## [The task]
Report the number of lines in the data below where the string "user" shows up, and only that number.

-- Records for the task follows --

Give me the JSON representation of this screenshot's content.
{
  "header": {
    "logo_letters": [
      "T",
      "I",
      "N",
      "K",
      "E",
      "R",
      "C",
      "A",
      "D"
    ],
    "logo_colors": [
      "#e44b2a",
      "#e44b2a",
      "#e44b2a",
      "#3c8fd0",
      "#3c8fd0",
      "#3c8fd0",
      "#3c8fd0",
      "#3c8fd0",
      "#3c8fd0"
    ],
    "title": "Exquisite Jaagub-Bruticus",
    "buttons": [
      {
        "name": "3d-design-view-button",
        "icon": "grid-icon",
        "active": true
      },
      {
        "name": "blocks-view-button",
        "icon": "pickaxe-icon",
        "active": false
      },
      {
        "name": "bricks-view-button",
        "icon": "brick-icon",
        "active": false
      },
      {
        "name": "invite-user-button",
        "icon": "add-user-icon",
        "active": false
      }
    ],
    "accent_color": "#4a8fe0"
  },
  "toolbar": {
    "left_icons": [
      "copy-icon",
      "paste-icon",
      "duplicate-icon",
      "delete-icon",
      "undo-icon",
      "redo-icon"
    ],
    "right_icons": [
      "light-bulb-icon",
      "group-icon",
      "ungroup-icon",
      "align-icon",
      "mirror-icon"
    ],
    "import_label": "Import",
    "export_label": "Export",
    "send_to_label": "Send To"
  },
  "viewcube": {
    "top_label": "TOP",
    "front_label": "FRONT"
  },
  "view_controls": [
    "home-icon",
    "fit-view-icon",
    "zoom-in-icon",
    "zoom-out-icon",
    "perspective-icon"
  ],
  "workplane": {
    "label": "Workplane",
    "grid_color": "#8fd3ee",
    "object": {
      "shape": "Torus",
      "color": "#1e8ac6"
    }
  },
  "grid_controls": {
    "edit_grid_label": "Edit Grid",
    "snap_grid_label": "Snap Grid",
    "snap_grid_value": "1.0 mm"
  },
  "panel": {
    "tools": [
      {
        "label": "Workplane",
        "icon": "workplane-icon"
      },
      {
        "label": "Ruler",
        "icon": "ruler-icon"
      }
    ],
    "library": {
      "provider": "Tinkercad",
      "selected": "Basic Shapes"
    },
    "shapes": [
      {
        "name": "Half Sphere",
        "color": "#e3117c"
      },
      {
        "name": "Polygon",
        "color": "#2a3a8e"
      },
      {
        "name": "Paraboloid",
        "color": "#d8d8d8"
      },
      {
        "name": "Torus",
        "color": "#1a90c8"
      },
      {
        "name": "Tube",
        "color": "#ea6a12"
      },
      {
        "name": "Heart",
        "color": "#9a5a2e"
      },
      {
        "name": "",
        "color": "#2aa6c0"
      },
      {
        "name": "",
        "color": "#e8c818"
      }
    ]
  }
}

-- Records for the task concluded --

## [Solution to this problem]
2